Why did the NSW Government cut and run after being ambushed by Howard? Does not Snowy Hydro still need the capital? True, NSW does not want to put the money into the large investment needed to update the Snowy infrastructure, but couldn't the federal government hold a minority share in a privatised Snowy?

Alan Moir

By the way did you notice the way the Federal ALP Opposition has been more or less silent on the merits of the sale for fear of undermining their NSW colleagues' attempts to repair the state's rundown public infrastructure?Beazley supported the hydro sale. In the House of Representatives, fewer than five members opposed the legislation, and only two - independents Tony Windsor and Peter Andren - recorded their opposition to the sale. Most reckoned that the issue was about the sale of electricity --not water flows or the conditions of water flows. What was not had then was a national debate on who runs our water, who owns it, who has to pay for it and how secure it is.

The Australian Financial Review is not impressed by the economic nationalism of Bill Heffernan and others, which held that local and government shareholders were more likely to safeguard the interests of stakeholders in the Snowy scheme than would foreign shareholders.

The editorial says:

This [is] nonsense. The waters had been overallocated in the past by governments, resulting in serious land degradation along the Murray-Darling river system. Private, or foreign, shareholders could hardly do worse even if they controlled the waters, but they wouldn't have, because the NSW government retained ownership subject to a term-term licence to Snowy Hydro.

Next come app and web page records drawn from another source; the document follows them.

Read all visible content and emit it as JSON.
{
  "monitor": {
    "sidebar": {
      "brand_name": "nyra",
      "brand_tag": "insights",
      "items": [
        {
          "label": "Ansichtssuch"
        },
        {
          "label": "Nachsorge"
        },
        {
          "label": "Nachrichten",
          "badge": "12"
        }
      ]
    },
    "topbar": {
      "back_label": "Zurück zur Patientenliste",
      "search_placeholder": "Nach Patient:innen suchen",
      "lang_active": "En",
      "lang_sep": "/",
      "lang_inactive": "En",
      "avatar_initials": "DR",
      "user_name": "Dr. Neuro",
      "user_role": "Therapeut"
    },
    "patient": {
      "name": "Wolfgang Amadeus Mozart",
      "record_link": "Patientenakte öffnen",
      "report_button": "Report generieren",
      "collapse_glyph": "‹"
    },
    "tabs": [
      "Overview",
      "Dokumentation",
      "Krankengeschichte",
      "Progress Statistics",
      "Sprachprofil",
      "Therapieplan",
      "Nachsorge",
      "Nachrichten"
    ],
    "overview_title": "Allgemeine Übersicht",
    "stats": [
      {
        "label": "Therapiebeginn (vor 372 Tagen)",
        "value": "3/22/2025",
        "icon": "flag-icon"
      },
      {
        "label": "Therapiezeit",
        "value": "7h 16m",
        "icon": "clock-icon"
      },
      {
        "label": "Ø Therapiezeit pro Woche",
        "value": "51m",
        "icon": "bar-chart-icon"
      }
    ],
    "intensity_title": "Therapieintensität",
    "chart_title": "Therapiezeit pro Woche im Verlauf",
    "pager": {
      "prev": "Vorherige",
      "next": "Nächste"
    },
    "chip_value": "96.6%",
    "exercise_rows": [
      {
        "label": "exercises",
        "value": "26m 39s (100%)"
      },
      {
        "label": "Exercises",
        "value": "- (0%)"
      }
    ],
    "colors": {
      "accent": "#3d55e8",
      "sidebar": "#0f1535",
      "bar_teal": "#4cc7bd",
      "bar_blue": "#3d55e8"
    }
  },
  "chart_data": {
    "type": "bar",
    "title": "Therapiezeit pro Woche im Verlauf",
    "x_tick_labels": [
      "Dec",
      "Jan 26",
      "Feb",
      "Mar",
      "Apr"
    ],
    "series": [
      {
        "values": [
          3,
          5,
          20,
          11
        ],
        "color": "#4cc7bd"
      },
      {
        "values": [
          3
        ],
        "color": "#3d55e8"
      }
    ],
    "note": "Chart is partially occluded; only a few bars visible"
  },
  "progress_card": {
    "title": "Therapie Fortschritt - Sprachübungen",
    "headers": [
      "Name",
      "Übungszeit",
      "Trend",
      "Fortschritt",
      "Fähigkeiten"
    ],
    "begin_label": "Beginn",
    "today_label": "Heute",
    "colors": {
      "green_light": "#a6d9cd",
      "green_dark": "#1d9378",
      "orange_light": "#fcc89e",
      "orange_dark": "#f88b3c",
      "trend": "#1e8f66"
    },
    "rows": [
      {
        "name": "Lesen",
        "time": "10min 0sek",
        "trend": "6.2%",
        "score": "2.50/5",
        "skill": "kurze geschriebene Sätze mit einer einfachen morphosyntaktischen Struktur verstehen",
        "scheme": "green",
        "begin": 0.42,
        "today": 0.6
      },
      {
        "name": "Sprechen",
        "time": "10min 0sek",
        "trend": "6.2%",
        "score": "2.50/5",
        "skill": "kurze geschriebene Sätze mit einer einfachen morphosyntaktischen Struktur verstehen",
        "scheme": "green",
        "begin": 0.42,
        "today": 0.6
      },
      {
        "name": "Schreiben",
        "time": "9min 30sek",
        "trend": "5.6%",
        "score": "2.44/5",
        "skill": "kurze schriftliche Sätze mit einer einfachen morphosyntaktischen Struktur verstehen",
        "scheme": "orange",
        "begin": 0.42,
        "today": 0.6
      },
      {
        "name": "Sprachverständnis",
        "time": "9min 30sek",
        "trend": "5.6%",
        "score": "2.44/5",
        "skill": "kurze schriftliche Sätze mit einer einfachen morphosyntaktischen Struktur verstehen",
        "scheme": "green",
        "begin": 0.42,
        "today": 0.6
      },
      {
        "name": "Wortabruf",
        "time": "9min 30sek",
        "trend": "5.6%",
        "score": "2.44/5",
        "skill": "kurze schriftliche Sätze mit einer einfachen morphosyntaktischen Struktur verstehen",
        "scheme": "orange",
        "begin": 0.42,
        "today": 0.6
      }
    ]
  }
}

They have a point, don't they? The past record of water development has been pretty awful in terms of the overallocation of water, the salinisation of the landscape and the reduction of biodiversity.

So what is the argument for a private power company controlling the flow of water? The AFR adds:

There is nothing especially virtuous in public or Australian ownership; and social conditions can be just as effectively achieved by licence conditions imposed on private owners---even foreigners---than by the lumbering processes of government. This principle has underwritten public policy for more than a decade, though it is true it has been honoured in the breach when it comes to sensitive assets.

Woodside comes to mind, doesn't it? Why isn't Snowy Hydro seen as akin to Woodside -- in terms of national economic security. Isn't the Snowy scheme too valuable an asset to risk? Doesn't the national interest operate here? How can the licence conditions be guranted in the face fr profit earned from electricity?

The public's fear was that a privatised Snowy Hydro might compromise the irrigation and environmental side of the business in favour of the power side - concerns never effectively dealt with by John Howard or Senator Minchin. Doesn't the nature of the commercial operation of Snowy Hydro mean that power generation would take precedence over water flows in the Snowy, the Murray and the Murrumbidgee rivers.

Was the Howard Government cutting and running before people power? Or because it had failed to get the necessary legislative approval for selling its share of Snowy Hydro last year, and the new legisation to ensure legality may not have got through the Senate because Senators Barnaby Joyce and Steve Fielding would have voted against it?

What hasn't changed in all of this is the importance of water issues, given that Australia going to face a drier, hotter future, the National Water Initiative's recognition of the need for environmental flows, and the refusal of the Nationals to divert any water away from irrigators or productive use. The strategy has been to use public money to improve the infrastructure and for the Commonwealth to purchase the water saved from efficiency gains.

The problem here is that won't be enough for the environmental flows that are need to ensure healthy working Murray river because the overallocation of the water has been so excessive. Therein lies the key problem. However, the AFR is not much concerned about that issue.

| Posted by Gary Sauer-Thompson at 4:14 PM | | Comments (0)